> [Requirement]: The string "Setup" appears in some lines of the entries that follow; copy each such line.

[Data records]

>>>>>

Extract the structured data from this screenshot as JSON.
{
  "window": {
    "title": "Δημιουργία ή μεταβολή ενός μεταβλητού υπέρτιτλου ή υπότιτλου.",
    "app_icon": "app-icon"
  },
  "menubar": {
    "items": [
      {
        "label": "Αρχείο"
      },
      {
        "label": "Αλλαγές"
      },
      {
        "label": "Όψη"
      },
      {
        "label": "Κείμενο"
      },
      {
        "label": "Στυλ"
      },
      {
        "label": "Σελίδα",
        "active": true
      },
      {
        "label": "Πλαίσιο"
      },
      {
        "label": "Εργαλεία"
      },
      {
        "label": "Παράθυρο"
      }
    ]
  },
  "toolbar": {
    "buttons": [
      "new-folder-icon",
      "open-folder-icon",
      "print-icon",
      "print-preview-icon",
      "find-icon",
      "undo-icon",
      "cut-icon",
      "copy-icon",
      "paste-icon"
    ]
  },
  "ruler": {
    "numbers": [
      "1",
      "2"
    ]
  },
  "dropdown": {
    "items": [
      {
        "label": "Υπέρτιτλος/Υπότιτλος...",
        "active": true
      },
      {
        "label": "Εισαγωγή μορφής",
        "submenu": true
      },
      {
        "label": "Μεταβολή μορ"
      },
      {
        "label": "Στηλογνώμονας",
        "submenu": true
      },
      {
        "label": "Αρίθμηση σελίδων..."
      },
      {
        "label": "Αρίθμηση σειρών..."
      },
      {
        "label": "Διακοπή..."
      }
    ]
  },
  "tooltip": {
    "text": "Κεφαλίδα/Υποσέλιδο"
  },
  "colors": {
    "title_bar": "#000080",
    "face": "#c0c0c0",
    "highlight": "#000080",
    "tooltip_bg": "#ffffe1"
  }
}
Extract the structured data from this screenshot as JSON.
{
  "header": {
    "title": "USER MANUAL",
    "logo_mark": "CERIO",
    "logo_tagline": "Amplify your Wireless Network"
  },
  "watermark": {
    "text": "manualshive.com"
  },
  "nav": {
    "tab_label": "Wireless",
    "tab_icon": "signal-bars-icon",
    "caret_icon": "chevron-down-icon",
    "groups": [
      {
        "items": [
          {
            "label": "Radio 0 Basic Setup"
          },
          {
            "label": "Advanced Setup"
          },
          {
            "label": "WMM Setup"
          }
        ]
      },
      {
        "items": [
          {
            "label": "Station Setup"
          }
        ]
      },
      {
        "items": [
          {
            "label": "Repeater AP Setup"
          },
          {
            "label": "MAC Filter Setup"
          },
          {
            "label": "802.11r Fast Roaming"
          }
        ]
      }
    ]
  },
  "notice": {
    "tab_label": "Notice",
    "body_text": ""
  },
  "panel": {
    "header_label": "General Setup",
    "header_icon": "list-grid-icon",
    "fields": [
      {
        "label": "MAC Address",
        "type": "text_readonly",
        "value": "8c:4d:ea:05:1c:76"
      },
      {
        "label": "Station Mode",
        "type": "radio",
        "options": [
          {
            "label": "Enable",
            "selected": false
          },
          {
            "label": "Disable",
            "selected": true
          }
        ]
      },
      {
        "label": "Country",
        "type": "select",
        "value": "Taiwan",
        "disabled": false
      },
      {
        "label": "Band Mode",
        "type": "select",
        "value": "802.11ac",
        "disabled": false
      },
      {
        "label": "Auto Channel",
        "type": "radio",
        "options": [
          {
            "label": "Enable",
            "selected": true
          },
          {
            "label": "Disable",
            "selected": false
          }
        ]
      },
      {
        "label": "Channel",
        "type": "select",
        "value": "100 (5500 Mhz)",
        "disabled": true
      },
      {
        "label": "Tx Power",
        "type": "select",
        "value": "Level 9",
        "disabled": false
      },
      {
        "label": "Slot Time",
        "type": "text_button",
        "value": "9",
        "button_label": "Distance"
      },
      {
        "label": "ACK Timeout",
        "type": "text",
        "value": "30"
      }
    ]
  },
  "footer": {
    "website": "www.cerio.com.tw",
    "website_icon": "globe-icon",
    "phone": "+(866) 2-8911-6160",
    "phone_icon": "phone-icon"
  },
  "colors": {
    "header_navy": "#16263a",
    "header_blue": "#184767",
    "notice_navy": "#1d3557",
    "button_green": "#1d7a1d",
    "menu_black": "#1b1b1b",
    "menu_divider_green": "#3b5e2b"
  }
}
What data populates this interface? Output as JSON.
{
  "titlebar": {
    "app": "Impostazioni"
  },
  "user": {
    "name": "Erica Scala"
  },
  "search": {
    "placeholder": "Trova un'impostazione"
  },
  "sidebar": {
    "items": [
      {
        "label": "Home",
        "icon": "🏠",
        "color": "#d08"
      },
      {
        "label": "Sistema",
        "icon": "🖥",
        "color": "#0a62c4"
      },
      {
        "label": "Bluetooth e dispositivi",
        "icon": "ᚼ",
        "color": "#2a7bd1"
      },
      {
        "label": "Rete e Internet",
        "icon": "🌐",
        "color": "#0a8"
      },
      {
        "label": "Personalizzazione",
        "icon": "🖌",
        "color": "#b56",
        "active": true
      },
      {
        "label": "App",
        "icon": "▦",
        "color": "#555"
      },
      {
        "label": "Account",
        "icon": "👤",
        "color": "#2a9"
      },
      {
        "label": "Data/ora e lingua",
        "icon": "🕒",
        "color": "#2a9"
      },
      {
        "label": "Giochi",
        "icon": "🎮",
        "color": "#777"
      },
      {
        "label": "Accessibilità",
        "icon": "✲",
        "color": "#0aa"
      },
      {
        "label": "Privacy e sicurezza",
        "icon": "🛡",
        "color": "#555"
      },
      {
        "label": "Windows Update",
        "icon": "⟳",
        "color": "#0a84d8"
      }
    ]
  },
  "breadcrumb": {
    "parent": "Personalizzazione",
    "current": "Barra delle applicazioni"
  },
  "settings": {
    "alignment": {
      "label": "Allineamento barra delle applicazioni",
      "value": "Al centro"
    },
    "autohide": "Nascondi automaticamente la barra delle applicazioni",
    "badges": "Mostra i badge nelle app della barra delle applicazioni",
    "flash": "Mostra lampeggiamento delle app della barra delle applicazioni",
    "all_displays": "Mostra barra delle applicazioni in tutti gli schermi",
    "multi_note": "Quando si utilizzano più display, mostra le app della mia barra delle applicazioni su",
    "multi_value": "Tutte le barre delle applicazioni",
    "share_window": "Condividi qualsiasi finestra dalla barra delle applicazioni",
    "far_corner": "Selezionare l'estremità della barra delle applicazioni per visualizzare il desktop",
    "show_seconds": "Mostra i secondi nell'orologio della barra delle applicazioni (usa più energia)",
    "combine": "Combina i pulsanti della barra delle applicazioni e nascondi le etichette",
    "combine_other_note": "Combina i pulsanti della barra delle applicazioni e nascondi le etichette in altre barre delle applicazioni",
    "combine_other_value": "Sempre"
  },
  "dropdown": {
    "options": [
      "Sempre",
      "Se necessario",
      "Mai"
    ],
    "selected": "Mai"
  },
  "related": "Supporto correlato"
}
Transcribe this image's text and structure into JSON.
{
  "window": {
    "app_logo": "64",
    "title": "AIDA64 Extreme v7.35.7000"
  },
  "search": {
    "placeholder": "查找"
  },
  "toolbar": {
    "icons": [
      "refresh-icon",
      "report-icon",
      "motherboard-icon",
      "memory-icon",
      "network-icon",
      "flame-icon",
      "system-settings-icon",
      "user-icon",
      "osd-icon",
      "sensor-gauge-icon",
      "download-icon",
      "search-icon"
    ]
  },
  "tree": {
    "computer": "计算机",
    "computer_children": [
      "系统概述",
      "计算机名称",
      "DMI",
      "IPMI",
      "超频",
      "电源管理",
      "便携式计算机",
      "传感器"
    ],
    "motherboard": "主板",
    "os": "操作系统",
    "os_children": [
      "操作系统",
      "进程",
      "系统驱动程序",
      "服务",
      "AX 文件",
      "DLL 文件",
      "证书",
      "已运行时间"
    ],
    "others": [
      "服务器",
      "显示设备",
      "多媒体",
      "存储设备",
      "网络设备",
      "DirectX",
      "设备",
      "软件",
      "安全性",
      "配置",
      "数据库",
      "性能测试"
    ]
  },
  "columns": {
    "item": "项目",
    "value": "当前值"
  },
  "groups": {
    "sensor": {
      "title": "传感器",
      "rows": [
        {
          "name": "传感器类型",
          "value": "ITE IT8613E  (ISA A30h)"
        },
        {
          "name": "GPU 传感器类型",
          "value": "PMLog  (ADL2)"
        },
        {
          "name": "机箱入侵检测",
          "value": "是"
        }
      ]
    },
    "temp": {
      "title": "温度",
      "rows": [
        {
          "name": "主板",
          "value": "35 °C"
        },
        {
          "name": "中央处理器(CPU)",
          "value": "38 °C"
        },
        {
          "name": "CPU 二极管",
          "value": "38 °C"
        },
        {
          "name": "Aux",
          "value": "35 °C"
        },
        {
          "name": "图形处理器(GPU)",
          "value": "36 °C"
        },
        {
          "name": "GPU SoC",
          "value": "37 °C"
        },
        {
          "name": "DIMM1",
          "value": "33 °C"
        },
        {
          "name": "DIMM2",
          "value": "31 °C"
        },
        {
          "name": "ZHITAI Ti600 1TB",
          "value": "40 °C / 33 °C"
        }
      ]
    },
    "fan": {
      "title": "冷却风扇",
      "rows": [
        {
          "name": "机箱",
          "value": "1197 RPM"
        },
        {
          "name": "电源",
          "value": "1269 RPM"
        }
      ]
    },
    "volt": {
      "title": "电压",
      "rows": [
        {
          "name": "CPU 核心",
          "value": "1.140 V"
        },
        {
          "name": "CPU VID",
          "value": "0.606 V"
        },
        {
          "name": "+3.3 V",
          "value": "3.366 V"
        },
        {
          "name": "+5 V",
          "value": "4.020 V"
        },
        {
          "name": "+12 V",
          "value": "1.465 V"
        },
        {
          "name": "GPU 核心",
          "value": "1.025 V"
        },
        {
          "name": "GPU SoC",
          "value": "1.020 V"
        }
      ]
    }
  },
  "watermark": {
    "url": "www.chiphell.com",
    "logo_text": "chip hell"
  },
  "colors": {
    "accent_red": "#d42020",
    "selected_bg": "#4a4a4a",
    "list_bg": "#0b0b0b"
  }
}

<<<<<

> [Output of the task]:
            "label": "Radio 0 Basic Setup"
            "label": "Advanced Setup"
            "label": "WMM Setup"
            "label": "Station Setup"
            "label": "Repeater AP Setup"
            "label": "MAC Filter Setup"
    "header_label": "General Setup",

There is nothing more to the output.